** TASK REQUIREMENTS **
Search the data below for the word "models" and report how many lines contain it, with no added words.

[Dataset rows describing interfaces]
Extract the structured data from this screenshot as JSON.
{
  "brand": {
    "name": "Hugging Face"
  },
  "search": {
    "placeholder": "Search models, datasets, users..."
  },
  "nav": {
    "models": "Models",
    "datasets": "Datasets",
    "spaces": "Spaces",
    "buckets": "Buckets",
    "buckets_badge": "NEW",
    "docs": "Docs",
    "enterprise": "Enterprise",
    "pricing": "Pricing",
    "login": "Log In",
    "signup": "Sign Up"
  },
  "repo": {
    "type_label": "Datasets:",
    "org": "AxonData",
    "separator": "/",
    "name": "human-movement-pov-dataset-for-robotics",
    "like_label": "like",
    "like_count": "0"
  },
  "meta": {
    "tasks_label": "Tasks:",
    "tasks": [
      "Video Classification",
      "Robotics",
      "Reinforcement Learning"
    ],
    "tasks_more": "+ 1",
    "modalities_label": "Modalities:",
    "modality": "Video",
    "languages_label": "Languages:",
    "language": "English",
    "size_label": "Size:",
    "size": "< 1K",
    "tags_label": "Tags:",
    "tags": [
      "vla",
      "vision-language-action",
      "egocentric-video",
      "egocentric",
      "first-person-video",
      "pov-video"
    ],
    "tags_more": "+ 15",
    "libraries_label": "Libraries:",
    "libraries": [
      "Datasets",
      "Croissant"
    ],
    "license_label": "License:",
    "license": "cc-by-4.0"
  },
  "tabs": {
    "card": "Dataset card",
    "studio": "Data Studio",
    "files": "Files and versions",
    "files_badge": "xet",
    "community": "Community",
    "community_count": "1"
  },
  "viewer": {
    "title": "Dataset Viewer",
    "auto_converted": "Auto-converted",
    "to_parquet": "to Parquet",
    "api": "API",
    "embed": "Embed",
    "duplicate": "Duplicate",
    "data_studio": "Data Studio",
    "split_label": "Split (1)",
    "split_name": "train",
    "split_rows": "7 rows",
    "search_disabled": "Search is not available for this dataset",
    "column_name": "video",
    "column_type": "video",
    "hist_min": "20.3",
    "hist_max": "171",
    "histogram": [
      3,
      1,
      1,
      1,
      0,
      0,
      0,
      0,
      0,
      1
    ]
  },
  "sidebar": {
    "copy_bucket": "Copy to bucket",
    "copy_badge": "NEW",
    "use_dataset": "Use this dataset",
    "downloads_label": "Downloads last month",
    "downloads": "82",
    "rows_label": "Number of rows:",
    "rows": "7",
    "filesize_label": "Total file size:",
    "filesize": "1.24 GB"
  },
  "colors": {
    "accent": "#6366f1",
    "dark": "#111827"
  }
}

** THE ANSWER **
2